Scope: Global (125 countries)
First Released: 2013
Intended Audience: Policymakers, researchers, investors
Potential Application: Allow policy-makers to benchmark their policies with the end objective of achieving a transition to the new energy architecture
Developer: World Economic Forum in collaboration with Accenture
Description: The EAPI is a composite index measuring the performance of global energy systems. The index is split into 18 separate indicators, which are combined to form three subindicies that are then averaged to form each country’s score. These three subindicies are:
There are many clear strengths to the EAPI. First, the index is based on reliable and regular data from renowned institutions such as the World Bank and the International Energy Agency (IEA), and it is reviewed by a panel of experts from academia, government, and industry.
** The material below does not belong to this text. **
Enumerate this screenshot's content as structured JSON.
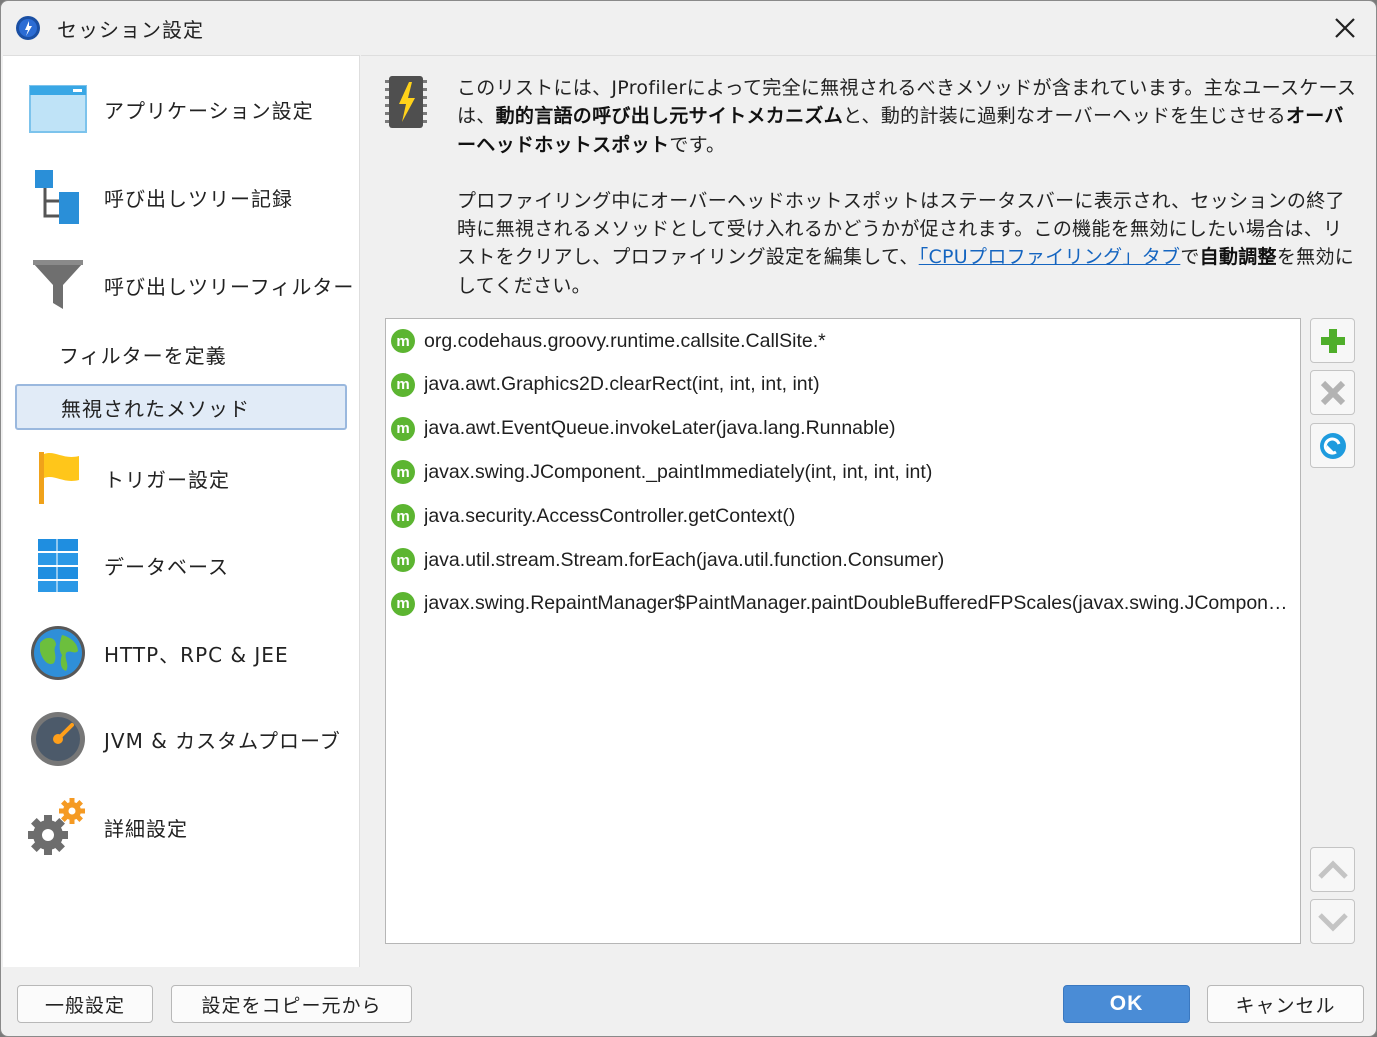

Second, the accompanying reports include clear analyses that are strengthened with key examples, expert commentary, and case studies. For example, the 2015 EAPI report provides six country-specific case studies covering policy reform, market signals, and public engagement. County and regional comparisons are also included and offer insight into specific differences and similarities.
Third, periodic reviews of the index demonstrate that the EAPI is capable of evolving into an increasingly relevant set of metrics. Among other adjustments, the 2014 EAPI improves on the 2013 edition by changing the CO2 per capita indicator into CO2 per kWh of electricity produced. This shifted the indicator’s emphasis onto efficiency of energy production and limited skewing effects caused by large populations.
Despite its many merits, the EAPI is not without flaws. First, there seems to be a slight bias toward developing countries, as is exemplified by Ethiopia and Mozambique having very high scores for the environmental sustainability sub index. Second, all the indicators have roughly equivalent weightings toward the final score. While subjectivity should be avoided where possible, the EAPI can do more to either reevaluate the relative significance of each indicator or argue for their equivalence. Third, to ensure that the EAPI continues to be a trustworthy source of information, the report should clarify inherent biases within the data.
For example, the EAPI uses primary energy statistics from the IEA, which employs an accounting method that discriminates against nuclear generated electricity and gives an advantage to hydroelectricity. While major changes in rankings are unlikely given a change in the accounting method used, a jump or fall for some countries is certainly possible. Though eliminating all sources of prejudice from the EAPI would be impossible, more can be done to communicate potential biases to users.
Backed by the World Economic Forum, the EAPI has garnered much attention and has just published its 2015 report. While this latest report shares rather pessimistic findings--on the whole, counties have not improved in mitigating environmental damages in line with ecological limitations--the research and analyses it provides are a crucial component to the transition to a more sustainable energy system.